- It is sometimes claimed that British officers tossed a coin over whether they would go on a killing spree in Croke Park or loot Sackville Street (Dublin's main street, now called O'Connell Street) instead: see, for example, Ernie O'Malley, "Bloody Sunday", Dublin's Fighting Story 1916–1921 (Tralee: The Kerryman, 1949); but there is no evidence to support this claim.
- List of massacres in Ireland
- Jallianwala Bagh massacre, an incident where the British Indian Army entered a park and massacred Indians gathered there.
- Jane Leonard, "The Dead of Bloody Sunday Morning," p. 139.
- Leeson, "Death in the Afternoon," pp. 49–50, 55–8; Carey and De Burca, "Bloody Sunday 1920," pp. 10–16.
- The Irish War of Independence by Michael Hopkinson (ISBN 978-0717137411), page 91
- Michael Smith, The Spying Game (Victor Gollancz Ltd, 1996)
- Yigal Sheffy, British Military Intelligence in the Palestine Campaign, 1914–1918 (Cass Series—Studies in Intelligence, 1998
- Hopkinson, Irish War of Independence p. 89
- Bowden, Tom (1974). Michael Elliott-Bateman; John Ellis; Tom Bowden, eds. Revolt to revolution: studies in the 19th and 20th century. European experience. The fourth dimension of warfare 2. Manchester University Press. p. 252. ISBN 978-0-87471-448-7.
- Dwyer, The Squad p. 190
- Anne Dolan, 'Killing and Bloody Sunday, 1920,' pp. 798-799; Jane Leonard, 'The Dead of Bloody Sunday,'pp. 115-20.
- Dolan, pp. 801-2; Leonard, pp. 110-13.
- Dolan, pp. 802; Leonard, pp. 109-10.
- Dolan, pp. 803; Leonard, pp. 120-29.
- Dolan, pp. 799; Leonard, pp. 106-7.
- Tom Bowden, 'Bloody Sunday--a Reappraisal,' p. 27
- Charles Townshend, 'Bloody Sunday--Michael Collins Speaks,' pp. 380-82
- Jane Leonard, 'The Dead of Bloody Sunday,' p. 120-29
- Hopkinson, p. 90
- Dwyer, p. 191
- Leeson, p. 49
- Leeson, p.50
- Dwyer p. 187; Leeson, "Death in the Afternoon", pp. 58–59
- Leeson, p. 52
- Leeson, p. 53
- Leeson, p. 57
- Leeson, p. 58
- Leeson, p.51
- Leeson, p. 63
- Leeson, p. 55
- Leeson, pp. 54–5
- "Dublin Castle – History – Chapter 16". Dublincastle.ie. Retrieved 13 November 2009.
- N.Y. Times, Nov. 24, 1920
- Hopkinson, Irish War of Independence, p. 88.
- Dwyer p. 191
- Leeson, pp. 49–50 and passim
- "The Last Stand for the Civil War – A War of Independence period Webley Revolver". Mealys Rare Books Limited.

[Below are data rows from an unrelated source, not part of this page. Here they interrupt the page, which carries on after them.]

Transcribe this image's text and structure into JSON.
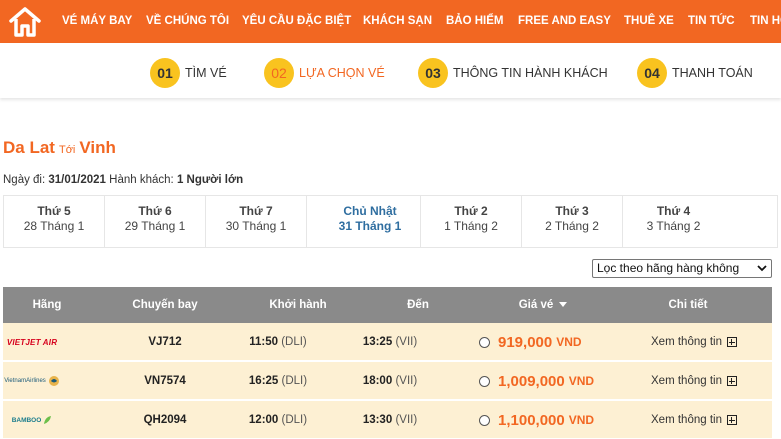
{
  "nav": {
    "items": [
      "VÉ MÁY BAY",
      "VỀ CHÚNG TÔI",
      "YÊU CẦU ĐẶC BIỆT",
      "KHÁCH SẠN",
      "BẢO HIỂM",
      "FREE AND EASY",
      "THUÊ XE",
      "TIN TỨC",
      "TIN HỘ"
    ],
    "home_icon": "home-icon",
    "color": "#f26722"
  },
  "steps": [
    {
      "num": "01",
      "label": "TÌM VÉ"
    },
    {
      "num": "02",
      "label": "LỰA CHỌN VÉ"
    },
    {
      "num": "03",
      "label": "THÔNG TIN HÀNH KHÁCH"
    },
    {
      "num": "04",
      "label": "THANH TOÁN"
    }
  ],
  "route": {
    "from": "Da Lat",
    "to_word": "Tới",
    "to": "Vinh"
  },
  "info": {
    "date_label": "Ngày đi:",
    "date": "31/01/2021",
    "pax_label": "Hành khách:",
    "pax": "1 Người lớn"
  },
  "dates": [
    {
      "day": "Thứ 5",
      "date": "28 Tháng 1"
    },
    {
      "day": "Thứ 6",
      "date": "29 Tháng 1"
    },
    {
      "day": "Thứ 7",
      "date": "30 Tháng 1"
    },
    {
      "day": "Chủ Nhật",
      "date": "31 Tháng 1"
    },
    {
      "day": "Thứ 2",
      "date": "1 Tháng 2"
    },
    {
      "day": "Thứ 3",
      "date": "2 Tháng 2"
    },
    {
      "day": "Thứ 4",
      "date": "3 Tháng 2"
    }
  ],
  "filter": {
    "selected": "Lọc theo hãng hàng không"
  },
  "table": {
    "headers": [
      "Hãng",
      "Chuyến bay",
      "Khởi hành",
      "Đến",
      "Giá vé",
      "Chi tiết"
    ],
    "rows": [
      {
        "airline_logo": "VIETJET AIR",
        "flight": "VJ712",
        "dep_time": "11:50",
        "dep_code": "(DLI)",
        "arr_time": "13:25",
        "arr_code": "(VII)",
        "price": "919,000",
        "currency": "VND",
        "detail": "Xem thông tin"
      },
      {
        "airline_logo": "VietnamAirlines",
        "flight": "VN7574",
        "dep_time": "16:25",
        "dep_code": "(DLI)",
        "arr_time": "18:00",
        "arr_code": "(VII)",
        "price": "1,009,000",
        "currency": "VND",
        "detail": "Xem thông tin"
      },
      {
        "airline_logo": "BAMBOO",
        "flight": "QH2094",
        "dep_time": "12:00",
        "dep_code": "(DLI)",
        "arr_time": "13:30",
        "arr_code": "(VII)",
        "price": "1,100,000",
        "currency": "VND",
        "detail": "Xem thông tin"
      }
    ]
  }
}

Retrieved 7 July 2012.
- Richard Bennet, The Black and Tans, Barnes & Noble, 1959.
- Tom Bowden, 'Bloody Sunday—A Reappraisal,' European Studies Review, vol 2, no. 1 (1972).
- Tim Carey and Marcus de Búrca, "Bloody Sunday 1920: New Evidence," History Ireland, vol. 11, no. 2 (Summer 2003).
- Tim Pat Coogan, ' 'Michael Collins (1990, Hutchinson) (ISBN 0-09-174106-8)
- T. Ryle Dwyer, The Squad and the intelligence operations of Michael Collins, Dublin, 2005.
- Michael Hopkinson, The Irish War of Independence, Gill & Macmillan, Dublin, 2004.
- David Leeson, Death in the Afternoon: The Croke Park Massacre, 21 November 1920, Canadian Journal of History, vol. 38, no. 1 (April 2003).
- Jane Leonard, '"English Dogs" or "Poor Devils"? The Dead of Bloody Sunday Morning,' pp. 102–40 in David Fitzpatrick (ed.) Terror in Ireland 1916-1923 (Dublin: Lilliput Press, 2012).
- Yigal Sheffy, British Military Intelligence in the Palestine Campaign, 1914–1918 (Cass Series—Studies in Intelligence, 1998).
- Michael Smith, The Spying Game (Victor Gollancz Ltd, 1996).
- Charles Townshend, "Bloody Sunday—Michael Collins Speaks", European Studies Review, vol. 9 (1979).